In fact, when the Thameslink Programme introduces a 24 trains pehour service from Blackfriars to St Pancras International in 2018, it is expected that staff at the Cricklewood sidings will remove one tonne of rubbish from trains every day.
Keith Wallace, Projects Director at Govia Thameslink Railway, said: “These sidings are a crucial part of our plans to modernise Thameslink services to give our passengers new, spacious trains starting this spring and, from 2018, more frequent services at all our stations between Bedford and London.
“The facility is state-of-the-art and a credit to Network Rail and the Thameslink Programme team. Our 26 staff on site are already using them to keep trains clean.”MP for Hendon Matthew Offord, who opened the sidings on Friday, said: “I am delighted that the Government’s sponsorship of the Thameslink Programme is contributing to this new facility at Cricklewood. When completed, this investment will provide a much-needed modern and efficient train service for all users of the Thameslink line including my constituents in Edgware, Hendon and Mill Hill.”

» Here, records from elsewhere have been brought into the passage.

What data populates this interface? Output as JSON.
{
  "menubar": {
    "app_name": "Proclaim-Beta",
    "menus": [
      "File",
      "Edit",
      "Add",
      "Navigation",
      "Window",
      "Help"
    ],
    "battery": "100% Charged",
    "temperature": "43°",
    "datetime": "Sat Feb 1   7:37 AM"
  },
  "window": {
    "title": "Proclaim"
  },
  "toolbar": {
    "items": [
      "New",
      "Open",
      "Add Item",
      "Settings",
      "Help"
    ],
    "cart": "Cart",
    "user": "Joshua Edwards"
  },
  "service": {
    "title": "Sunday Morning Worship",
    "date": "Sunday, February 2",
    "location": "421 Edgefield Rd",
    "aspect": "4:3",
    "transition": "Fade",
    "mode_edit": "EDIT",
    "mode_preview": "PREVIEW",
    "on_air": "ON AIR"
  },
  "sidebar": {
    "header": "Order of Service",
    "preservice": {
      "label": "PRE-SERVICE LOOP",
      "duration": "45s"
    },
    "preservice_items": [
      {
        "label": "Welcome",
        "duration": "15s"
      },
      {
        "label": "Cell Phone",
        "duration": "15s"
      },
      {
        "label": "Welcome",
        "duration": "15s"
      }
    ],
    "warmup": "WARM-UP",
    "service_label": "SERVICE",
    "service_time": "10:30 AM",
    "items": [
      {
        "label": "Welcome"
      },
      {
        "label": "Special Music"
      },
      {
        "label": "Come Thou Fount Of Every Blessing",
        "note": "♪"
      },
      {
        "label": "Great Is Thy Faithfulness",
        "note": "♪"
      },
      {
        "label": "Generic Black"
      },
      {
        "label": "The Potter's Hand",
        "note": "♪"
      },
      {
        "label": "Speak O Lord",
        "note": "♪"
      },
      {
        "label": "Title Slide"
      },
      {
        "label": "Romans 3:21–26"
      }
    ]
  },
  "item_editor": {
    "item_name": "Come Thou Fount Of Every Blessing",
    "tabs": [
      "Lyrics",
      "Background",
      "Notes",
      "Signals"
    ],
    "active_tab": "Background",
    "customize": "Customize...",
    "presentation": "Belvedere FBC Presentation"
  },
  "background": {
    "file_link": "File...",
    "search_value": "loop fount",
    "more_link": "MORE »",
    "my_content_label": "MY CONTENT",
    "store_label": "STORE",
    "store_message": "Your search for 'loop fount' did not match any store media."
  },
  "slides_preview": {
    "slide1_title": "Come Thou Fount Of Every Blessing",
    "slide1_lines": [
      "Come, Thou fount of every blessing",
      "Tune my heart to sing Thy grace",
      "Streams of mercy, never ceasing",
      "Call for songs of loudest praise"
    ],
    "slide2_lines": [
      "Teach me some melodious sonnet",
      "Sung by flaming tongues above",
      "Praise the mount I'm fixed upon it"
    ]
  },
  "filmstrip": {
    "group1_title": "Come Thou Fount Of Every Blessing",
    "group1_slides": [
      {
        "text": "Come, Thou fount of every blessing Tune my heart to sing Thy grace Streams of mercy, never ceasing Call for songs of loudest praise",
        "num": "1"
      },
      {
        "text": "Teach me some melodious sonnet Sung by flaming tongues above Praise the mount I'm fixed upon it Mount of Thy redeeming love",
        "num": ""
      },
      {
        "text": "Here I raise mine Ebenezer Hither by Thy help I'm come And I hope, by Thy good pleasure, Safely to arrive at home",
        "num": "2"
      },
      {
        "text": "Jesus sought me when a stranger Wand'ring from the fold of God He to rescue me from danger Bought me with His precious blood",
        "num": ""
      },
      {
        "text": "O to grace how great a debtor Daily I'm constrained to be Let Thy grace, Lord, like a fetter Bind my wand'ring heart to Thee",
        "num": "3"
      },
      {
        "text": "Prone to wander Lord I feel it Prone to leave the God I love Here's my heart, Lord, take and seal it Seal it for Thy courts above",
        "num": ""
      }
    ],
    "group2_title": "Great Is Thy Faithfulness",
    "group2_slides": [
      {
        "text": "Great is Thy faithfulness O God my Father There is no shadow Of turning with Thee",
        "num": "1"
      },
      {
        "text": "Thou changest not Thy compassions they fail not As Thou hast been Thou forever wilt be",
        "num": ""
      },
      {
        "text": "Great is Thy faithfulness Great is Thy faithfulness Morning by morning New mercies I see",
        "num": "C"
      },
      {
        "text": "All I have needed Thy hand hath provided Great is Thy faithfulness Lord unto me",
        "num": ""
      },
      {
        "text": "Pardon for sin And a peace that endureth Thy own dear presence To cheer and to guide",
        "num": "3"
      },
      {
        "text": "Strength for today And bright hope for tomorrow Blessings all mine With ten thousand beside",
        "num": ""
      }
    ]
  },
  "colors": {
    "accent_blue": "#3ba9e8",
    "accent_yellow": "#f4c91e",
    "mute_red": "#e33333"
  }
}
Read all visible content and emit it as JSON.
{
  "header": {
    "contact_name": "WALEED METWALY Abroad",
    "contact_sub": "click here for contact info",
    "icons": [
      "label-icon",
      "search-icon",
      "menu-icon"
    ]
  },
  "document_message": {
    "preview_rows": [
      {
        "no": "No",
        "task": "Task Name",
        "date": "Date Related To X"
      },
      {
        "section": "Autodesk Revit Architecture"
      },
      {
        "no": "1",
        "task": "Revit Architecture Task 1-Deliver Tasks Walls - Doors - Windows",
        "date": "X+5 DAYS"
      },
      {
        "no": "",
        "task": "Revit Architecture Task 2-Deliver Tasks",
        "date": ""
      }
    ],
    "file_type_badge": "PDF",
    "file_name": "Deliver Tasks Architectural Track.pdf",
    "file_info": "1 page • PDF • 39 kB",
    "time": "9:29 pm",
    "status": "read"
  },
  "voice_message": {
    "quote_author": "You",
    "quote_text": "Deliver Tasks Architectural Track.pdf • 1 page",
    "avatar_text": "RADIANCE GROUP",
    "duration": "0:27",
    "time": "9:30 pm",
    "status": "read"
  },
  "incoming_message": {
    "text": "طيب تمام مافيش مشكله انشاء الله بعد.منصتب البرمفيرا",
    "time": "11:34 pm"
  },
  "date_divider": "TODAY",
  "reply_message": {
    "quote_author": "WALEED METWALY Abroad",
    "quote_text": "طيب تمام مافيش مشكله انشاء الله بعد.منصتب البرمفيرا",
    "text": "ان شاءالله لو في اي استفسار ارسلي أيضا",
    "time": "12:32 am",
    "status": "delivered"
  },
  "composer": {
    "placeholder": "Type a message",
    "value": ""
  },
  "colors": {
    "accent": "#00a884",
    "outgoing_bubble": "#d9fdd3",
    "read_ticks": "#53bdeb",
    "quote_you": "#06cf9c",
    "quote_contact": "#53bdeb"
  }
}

The Class 700 trains, being built by Siemens, will run an intensive service to and through London from locations such as Bedford, Peterborough and Cambridge in the north and Brighton and Gatwick in the south, offering new standards of spaciousness, reliability and passenger information.The location of the sidings in Cricklewood means that trains will be able to visit the sidings around the clock to keep them looking their best.